Page and application data records
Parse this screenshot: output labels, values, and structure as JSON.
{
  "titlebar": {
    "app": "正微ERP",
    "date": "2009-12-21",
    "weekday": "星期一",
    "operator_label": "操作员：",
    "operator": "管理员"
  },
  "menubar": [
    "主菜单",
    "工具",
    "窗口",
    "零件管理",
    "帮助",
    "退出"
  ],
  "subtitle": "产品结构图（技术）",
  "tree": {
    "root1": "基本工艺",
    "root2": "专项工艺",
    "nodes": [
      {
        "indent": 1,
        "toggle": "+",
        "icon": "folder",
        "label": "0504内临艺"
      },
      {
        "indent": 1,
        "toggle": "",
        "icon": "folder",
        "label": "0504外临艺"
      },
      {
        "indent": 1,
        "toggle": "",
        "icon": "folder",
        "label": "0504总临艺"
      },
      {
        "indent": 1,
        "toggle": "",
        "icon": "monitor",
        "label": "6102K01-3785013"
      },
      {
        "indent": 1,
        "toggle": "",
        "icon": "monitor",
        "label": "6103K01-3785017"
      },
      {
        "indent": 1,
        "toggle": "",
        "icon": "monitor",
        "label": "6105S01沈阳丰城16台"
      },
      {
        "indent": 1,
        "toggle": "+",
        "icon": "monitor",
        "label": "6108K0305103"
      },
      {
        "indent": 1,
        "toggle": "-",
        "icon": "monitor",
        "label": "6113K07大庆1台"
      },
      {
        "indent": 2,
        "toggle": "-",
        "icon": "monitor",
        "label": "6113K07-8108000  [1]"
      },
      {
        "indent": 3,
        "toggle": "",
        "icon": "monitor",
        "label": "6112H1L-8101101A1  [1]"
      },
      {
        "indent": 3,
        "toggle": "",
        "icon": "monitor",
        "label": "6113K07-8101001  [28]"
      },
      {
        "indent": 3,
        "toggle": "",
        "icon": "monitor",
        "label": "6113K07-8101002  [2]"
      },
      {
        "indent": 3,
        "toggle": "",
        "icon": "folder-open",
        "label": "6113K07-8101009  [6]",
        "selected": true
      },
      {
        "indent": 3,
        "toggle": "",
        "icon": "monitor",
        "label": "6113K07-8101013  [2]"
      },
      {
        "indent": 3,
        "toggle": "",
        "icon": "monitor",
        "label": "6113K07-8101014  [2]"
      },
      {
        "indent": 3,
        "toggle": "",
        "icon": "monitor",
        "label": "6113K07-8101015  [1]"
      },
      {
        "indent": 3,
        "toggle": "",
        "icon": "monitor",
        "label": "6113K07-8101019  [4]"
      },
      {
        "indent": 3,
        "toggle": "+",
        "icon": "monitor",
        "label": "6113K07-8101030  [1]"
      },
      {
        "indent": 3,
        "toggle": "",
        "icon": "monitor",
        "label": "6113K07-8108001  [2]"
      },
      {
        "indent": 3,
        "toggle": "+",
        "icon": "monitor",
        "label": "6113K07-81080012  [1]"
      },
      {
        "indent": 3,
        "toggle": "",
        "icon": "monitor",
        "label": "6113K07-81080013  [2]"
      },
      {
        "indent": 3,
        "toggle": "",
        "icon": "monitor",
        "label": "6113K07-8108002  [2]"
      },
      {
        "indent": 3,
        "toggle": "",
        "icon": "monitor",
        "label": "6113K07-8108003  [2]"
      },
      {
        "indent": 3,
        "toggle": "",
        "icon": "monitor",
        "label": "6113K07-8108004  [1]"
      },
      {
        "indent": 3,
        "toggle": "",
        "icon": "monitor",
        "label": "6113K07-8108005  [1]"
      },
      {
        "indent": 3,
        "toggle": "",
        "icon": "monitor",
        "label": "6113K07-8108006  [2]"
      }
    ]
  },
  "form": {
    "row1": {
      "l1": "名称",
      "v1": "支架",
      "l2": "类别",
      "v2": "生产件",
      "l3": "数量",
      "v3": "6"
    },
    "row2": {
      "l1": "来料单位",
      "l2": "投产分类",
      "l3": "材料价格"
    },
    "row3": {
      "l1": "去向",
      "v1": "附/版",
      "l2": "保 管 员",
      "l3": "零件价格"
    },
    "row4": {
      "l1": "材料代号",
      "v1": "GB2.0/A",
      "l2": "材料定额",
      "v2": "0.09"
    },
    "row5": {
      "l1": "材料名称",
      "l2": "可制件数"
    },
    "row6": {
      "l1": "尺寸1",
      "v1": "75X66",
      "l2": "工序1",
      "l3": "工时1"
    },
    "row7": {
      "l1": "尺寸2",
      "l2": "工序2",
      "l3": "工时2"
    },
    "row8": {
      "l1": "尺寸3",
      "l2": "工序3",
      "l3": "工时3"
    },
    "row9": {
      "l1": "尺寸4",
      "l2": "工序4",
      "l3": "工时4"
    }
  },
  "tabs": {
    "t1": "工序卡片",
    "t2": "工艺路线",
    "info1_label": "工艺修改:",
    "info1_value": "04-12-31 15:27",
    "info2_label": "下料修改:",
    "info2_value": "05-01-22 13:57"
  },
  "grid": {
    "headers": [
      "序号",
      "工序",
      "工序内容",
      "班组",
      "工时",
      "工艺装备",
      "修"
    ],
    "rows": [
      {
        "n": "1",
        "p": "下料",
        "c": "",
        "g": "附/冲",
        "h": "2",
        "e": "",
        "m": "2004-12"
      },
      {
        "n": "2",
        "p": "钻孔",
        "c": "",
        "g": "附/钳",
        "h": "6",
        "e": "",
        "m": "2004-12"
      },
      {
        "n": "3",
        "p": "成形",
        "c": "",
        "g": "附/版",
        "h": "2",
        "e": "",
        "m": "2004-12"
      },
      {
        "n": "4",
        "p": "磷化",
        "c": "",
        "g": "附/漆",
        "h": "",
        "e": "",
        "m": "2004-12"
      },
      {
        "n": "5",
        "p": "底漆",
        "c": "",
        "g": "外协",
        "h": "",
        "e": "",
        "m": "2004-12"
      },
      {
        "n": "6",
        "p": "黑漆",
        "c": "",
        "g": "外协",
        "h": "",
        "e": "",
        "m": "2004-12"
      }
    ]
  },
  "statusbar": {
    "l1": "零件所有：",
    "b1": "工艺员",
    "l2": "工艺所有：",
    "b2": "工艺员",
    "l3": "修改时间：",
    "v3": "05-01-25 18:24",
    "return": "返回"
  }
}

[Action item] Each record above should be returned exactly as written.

[Response to the exercise]
Parse this screenshot: output labels, values, and structure as JSON.
{
  "titlebar": {
    "app": "正微ERP",
    "date": "2009-12-21",
    "weekday": "星期一",
    "operator_label": "操作员：",
    "operator": "管理员"
  },
  "menubar": [
    "主菜单",
    "工具",
    "窗口",
    "零件管理",
    "帮助",
    "退出"
  ],
  "subtitle": "产品结构图（技术）",
  "tree": {
    "root1": "基本工艺",
    "root2": "专项工艺",
    "nodes": [
      {
        "indent": 1,
        "toggle": "+",
        "icon": "folder",
        "label": "0504内临艺"
      },
      {
        "indent": 1,
        "toggle": "",
        "icon": "folder",
        "label": "0504外临艺"
      },
      {
        "indent": 1,
        "toggle": "",
        "icon": "folder",
        "label": "0504总临艺"
      },
      {
        "indent": 1,
        "toggle": "",
        "icon": "monitor",
        "label": "6102K01-3785013"
      },
      {
        "indent": 1,
        "toggle": "",
        "icon": "monitor",
        "label": "6103K01-3785017"
      },
      {
        "indent": 1,
        "toggle": "",
        "icon": "monitor",
        "label": "6105S01沈阳丰城16台"
      },
      {
        "indent": 1,
        "toggle": "+",
        "icon": "monitor",
        "label": "6108K0305103"
      },
      {
        "indent": 1,
        "toggle": "-",
        "icon": "monitor",
        "label": "6113K07大庆1台"
      },
      {
        "indent": 2,
        "toggle": "-",
        "icon": "monitor",
        "label": "6113K07-8108000  [1]"
      },
      {
        "indent": 3,
        "toggle": "",
        "icon": "monitor",
        "label": "6112H1L-8101101A1  [1]"
      },
      {
        "indent": 3,
        "toggle": "",
        "icon": "monitor",
        "label": "6113K07-8101001  [28]"
      },
      {
        "indent": 3,
        "toggle": "",
        "icon": "monitor",
        "label": "6113K07-8101002  [2]"
      },
      {
        "indent": 3,
        "toggle": "",
        "icon": "folder-open",
        "label": "6113K07-8101009  [6]",
        "selected": true
      },
      {
        "indent": 3,
        "toggle": "",
        "icon": "monitor",
        "label": "6113K07-8101013  [2]"
      },
      {
        "indent": 3,
        "toggle": "",
        "icon": "monitor",
        "label": "6113K07-8101014  [2]"
      },
      {
        "indent": 3,
        "toggle": "",
        "icon": "monitor",
        "label": "6113K07-8101015  [1]"
      },
      {
        "indent": 3,
        "toggle": "",
        "icon": "monitor",
        "label": "6113K07-8101019  [4]"
      },
      {
        "indent": 3,
        "toggle": "+",
        "icon": "monitor",
        "label": "6113K07-8101030  [1]"
      },
      {
        "indent": 3,
        "toggle": "",
        "icon": "monitor",
        "label": "6113K07-8108001  [2]"
      },
      {
        "indent": 3,
        "toggle": "+",
        "icon": "monitor",
        "label": "6113K07-81080012  [1]"
      },
      {
        "indent": 3,
        "toggle": "",
        "icon": "monitor",
        "label": "6113K07-81080013  [2]"
      },
      {
        "indent": 3,
        "toggle": "",
        "icon": "monitor",
        "label": "6113K07-8108002  [2]"
      },
      {
        "indent": 3,
        "toggle": "",
        "icon": "monitor",
        "label": "6113K07-8108003  [2]"
      },
      {
        "indent": 3,
        "toggle": "",
        "icon": "monitor",
        "label": "6113K07-8108004  [1]"
      },
      {
        "indent": 3,
        "toggle": "",
        "icon": "monitor",
        "label": "6113K07-8108005  [1]"
      },
      {
        "indent": 3,
        "toggle": "",
        "icon": "monitor",
        "label": "6113K07-8108006  [2]"
      }
    ]
  },
  "form": {
    "row1": {
      "l1": "名称",
      "v1": "支架",
      "l2": "类别",
      "v2": "生产件",
      "l3": "数量",
      "v3": "6"
    },
    "row2": {
      "l1": "来料单位",
      "l2": "投产分类",
      "l3": "材料价格"
    },
    "row3": {
      "l1": "去向",
      "v1": "附/版",
      "l2": "保 管 员",
      "l3": "零件价格"
    },
    "row4": {
      "l1": "材料代号",
      "v1": "GB2.0/A",
      "l2": "材料定额",
      "v2": "0.09"
    },
    "row5": {
      "l1": "材料名称",
      "l2": "可制件数"
    },
    "row6": {
      "l1": "尺寸1",
      "v1": "75X66",
      "l2": "工序1",
      "l3": "工时1"
    },
    "row7": {
      "l1": "尺寸2",
      "l2": "工序2",
      "l3": "工时2"
    },
    "row8": {
      "l1": "尺寸3",
      "l2": "工序3",
      "l3": "工时3"
    },
    "row9": {
      "l1": "尺寸4",
      "l2": "工序4",
      "l3": "工时4"
    }
  },
  "tabs": {
    "t1": "工序卡片",
    "t2": "工艺路线",
    "info1_label": "工艺修改:",
    "info1_value": "04-12-31 15:27",
    "info2_label": "下料修改:",
    "info2_value": "05-01-22 13:57"
  },
  "grid": {
    "headers": [
      "序号",
      "工序",
      "工序内容",
      "班组",
      "工时",
      "工艺装备",
      "修"
    ],
    "rows": [
      {
        "n": "1",
        "p": "下料",
        "c": "",
        "g": "附/冲",
        "h": "2",
        "e": "",
        "m": "2004-12"
      },
      {
        "n": "2",
        "p": "钻孔",
        "c": "",
        "g": "附/钳",
        "h": "6",
        "e": "",
        "m": "2004-12"
      },
      {
        "n": "3",
        "p": "成形",
        "c": "",
        "g": "附/版",
        "h": "2",
        "e": "",
        "m": "2004-12"
      },
      {
        "n": "4",
        "p": "磷化",
        "c": "",
        "g": "附/漆",
        "h": "",
        "e": "",
        "m": "2004-12"
      },
      {
        "n": "5",
        "p": "底漆",
        "c": "",
        "g": "外协",
        "h": "",
        "e": "",
        "m": "2004-12"
      },
      {
        "n": "6",
        "p": "黑漆",
        "c": "",
        "g": "外协",
        "h": "",
        "e": "",
        "m": "2004-12"
      }
    ]
  },
  "statusbar": {
    "l1": "零件所有：",
    "b1": "工艺员",
    "l2": "工艺所有：",
    "b2": "工艺员",
    "l3": "修改时间：",
    "v3": "05-01-25 18:24",
    "return": "返回"
  }
}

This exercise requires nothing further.